Singbebas is the acronymic name given to the area of regional cooperation formed between the city administration of Singkawang, and the Regencies of Bengkayang and Sambas that have a combined population of 809,000. Bengkayang and Sambas share a border with Sarawak in Malaysian Borneo and, as such, form the northern triangle of West Kalimantan.
The international airport at Pontianak has direct flight connections to Singapore, Kuching, Surabaya, Yogyakarta and Batam as well as 16 daily flights to Indonesia’s capital city of Jakarta. Visitors arriving at Pontianak and travelling further to Singbebas will cross the equator marked by the Tugu Khatulistiwa (Equator Monument) located seven kilometres north of Pontianak, which is also home to a small museum.
The area’s climate is tropical, making it hot and humid in lowland areas, but more moderate at higher elevations. Temperatures fluctuate little over the course of the year with an average low at sea level of 23° C and the average high is 32° C. June, July and August are the driest months, while more rainfall occurring during the remainder of the year, with November being the wettest month.
The city of Singkawang, with its majority ethnic Chinese population, is known as a centre of Chinese culture in Kalimantan. Singkawang also offers many beach attractions catering to domestic visitors, while the surrounding mountains provide attractive opportunities for nature loving enthusiasts. Singkawang is well known for its annual Chinese lantern festival (Cap Go Meh) celebrated during the first full moon of the lunar year.
In Bengkayang Regency visitors can enjoy nature and culture tourism attractions such as the many waterfalls and the large protected rainforest area of Mount Niut, the highest peak in Singbebas, where a genuine Borneo jungle adventure awaits visitors. Bengkayang is also starting point to experience Bidayu Dayak villages such as Sebujit, where a large annual harvest festival is held. At Randayan Island visitors can enjoy an isolated tropical paradise surrounded by rich coral reefs.
In Sambas Regency an uninterrupted 42 kilometres long sand beach between the Paloh River and the village of Temajuk remains largely virginal, offering an endless succession of bays and small capes set against a lush rainforest backdrop facing a clear and pristine sea.

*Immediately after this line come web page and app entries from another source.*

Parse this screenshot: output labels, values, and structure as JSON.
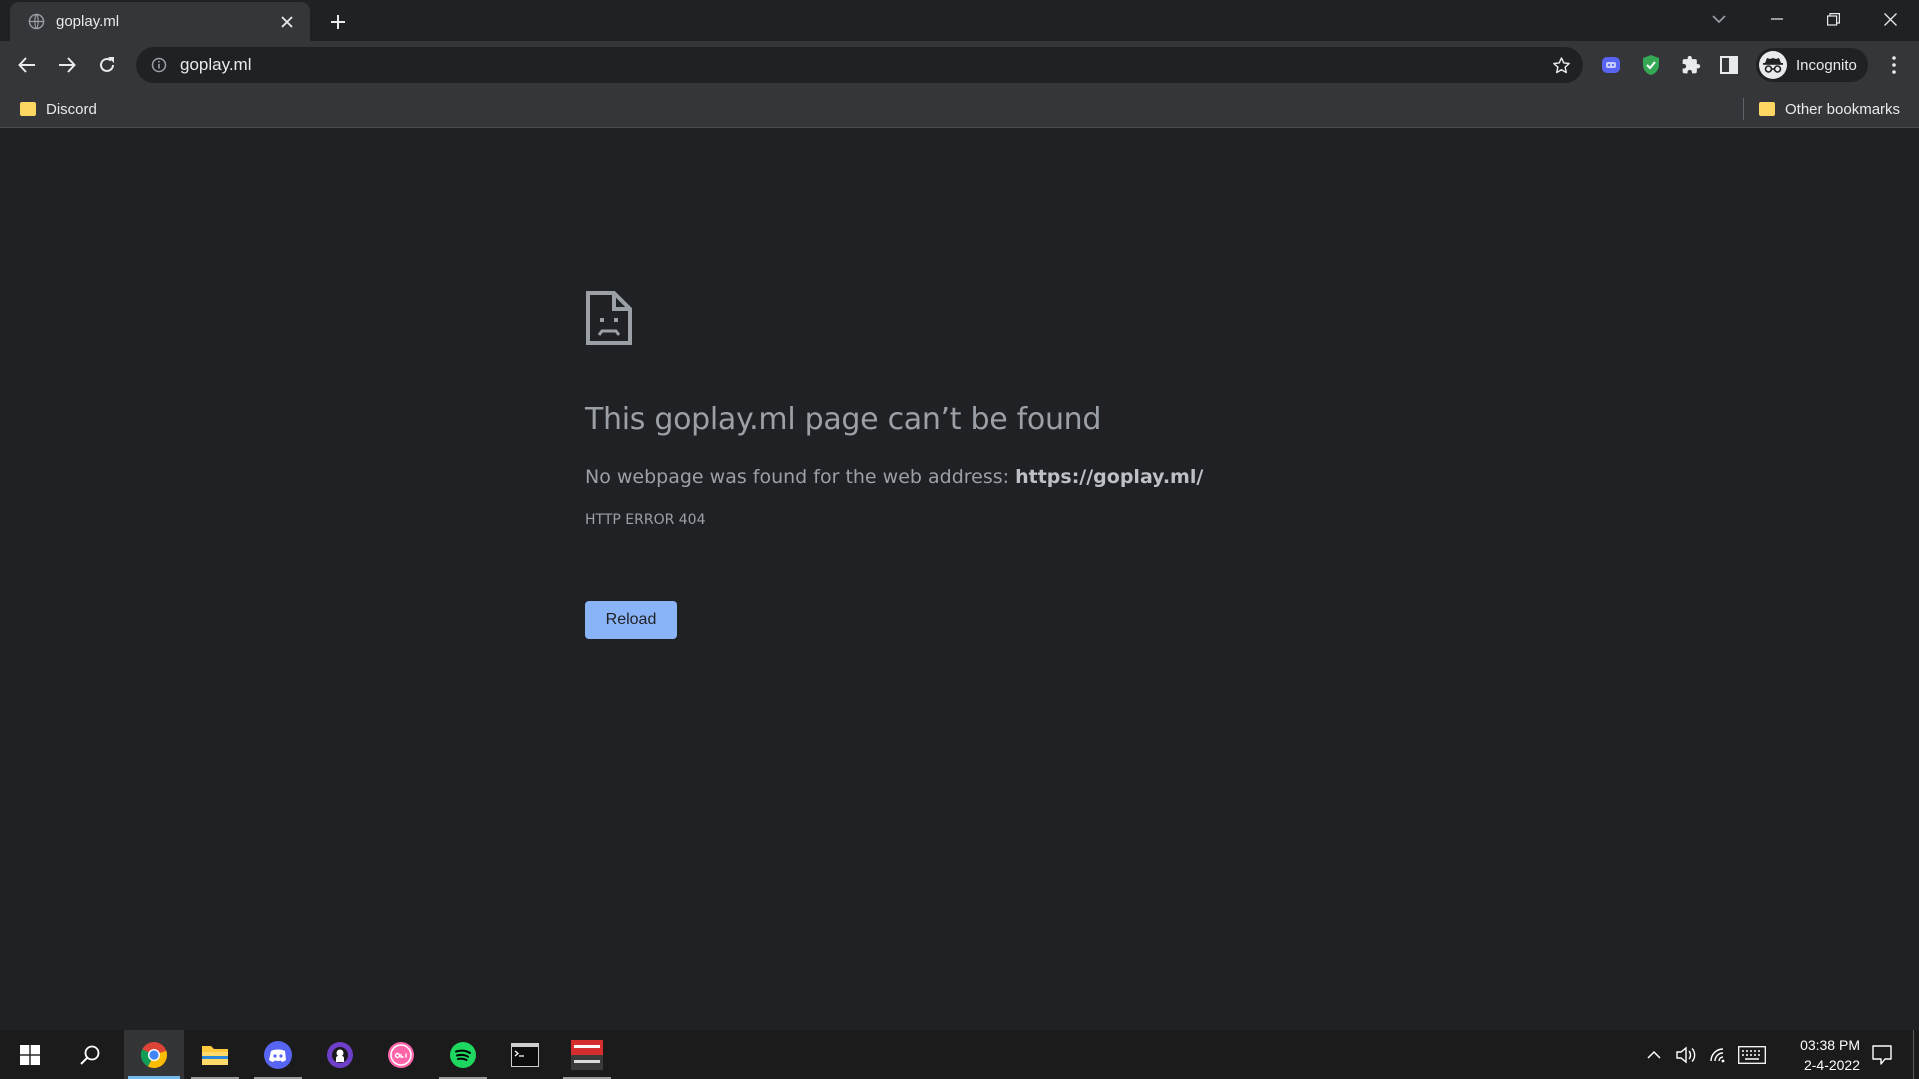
{
  "browser": {
    "tab": {
      "title": "goplay.ml"
    },
    "address_bar": {
      "url": "goplay.ml"
    },
    "profile_label": "Incognito",
    "bookmarks": [
      {
        "label": "Discord"
      }
    ],
    "other_bookmarks_label": "Other bookmarks"
  },
  "error_page": {
    "title": "This goplay.ml page can’t be found",
    "description_prefix": "No webpage was found for the web address:",
    "description_url": "https://goplay.ml/",
    "error_code": "HTTP ERROR 404",
    "reload_label": "Reload"
  },
  "taskbar": {
    "apps": [
      {
        "name": "chrome",
        "state": "active"
      },
      {
        "name": "file-explorer",
        "state": "running"
      },
      {
        "name": "discord",
        "state": "running"
      },
      {
        "name": "github-desktop",
        "state": "idle"
      },
      {
        "name": "osu",
        "state": "idle"
      },
      {
        "name": "spotify",
        "state": "running"
      },
      {
        "name": "terminal",
        "state": "idle"
      },
      {
        "name": "voicemeeter",
        "state": "running"
      }
    ],
    "clock": {
      "time": "03:38 PM",
      "date": "2-4-2022"
    }
  },
  "colors": {
    "page_bg": "#202124",
    "toolbar_bg": "#35363a",
    "accent_button": "#8ab4f8",
    "text_muted": "#9aa0a6",
    "taskbar_bg": "#1b1b1c"
  }
}
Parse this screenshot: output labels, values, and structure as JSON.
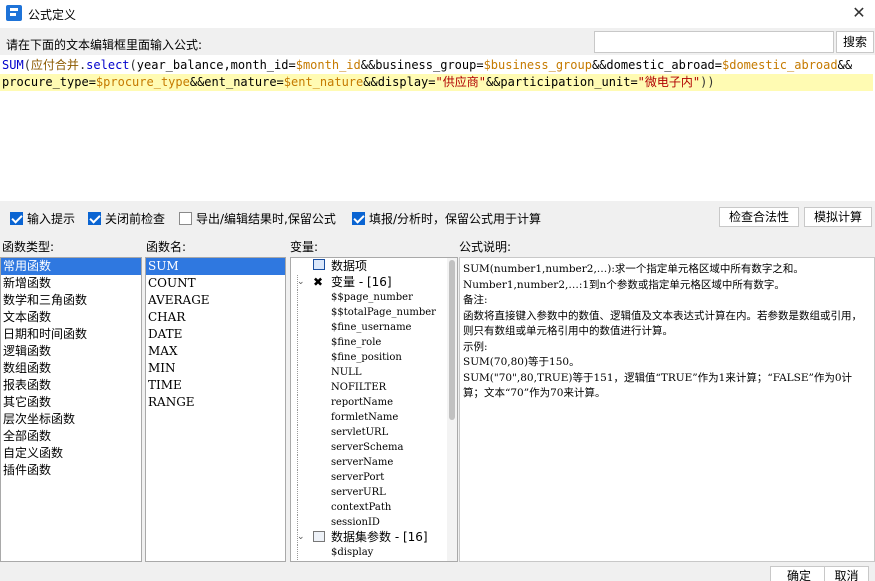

Home to what is believed to be the longest and most unspoilt sand beach in Southeast Asia, the beach at Sambas is also known as one of the world’s major nesting places for endangered sea turtles. Also not to be missed in Sambas is the Sultan’s palace that houses a small museum.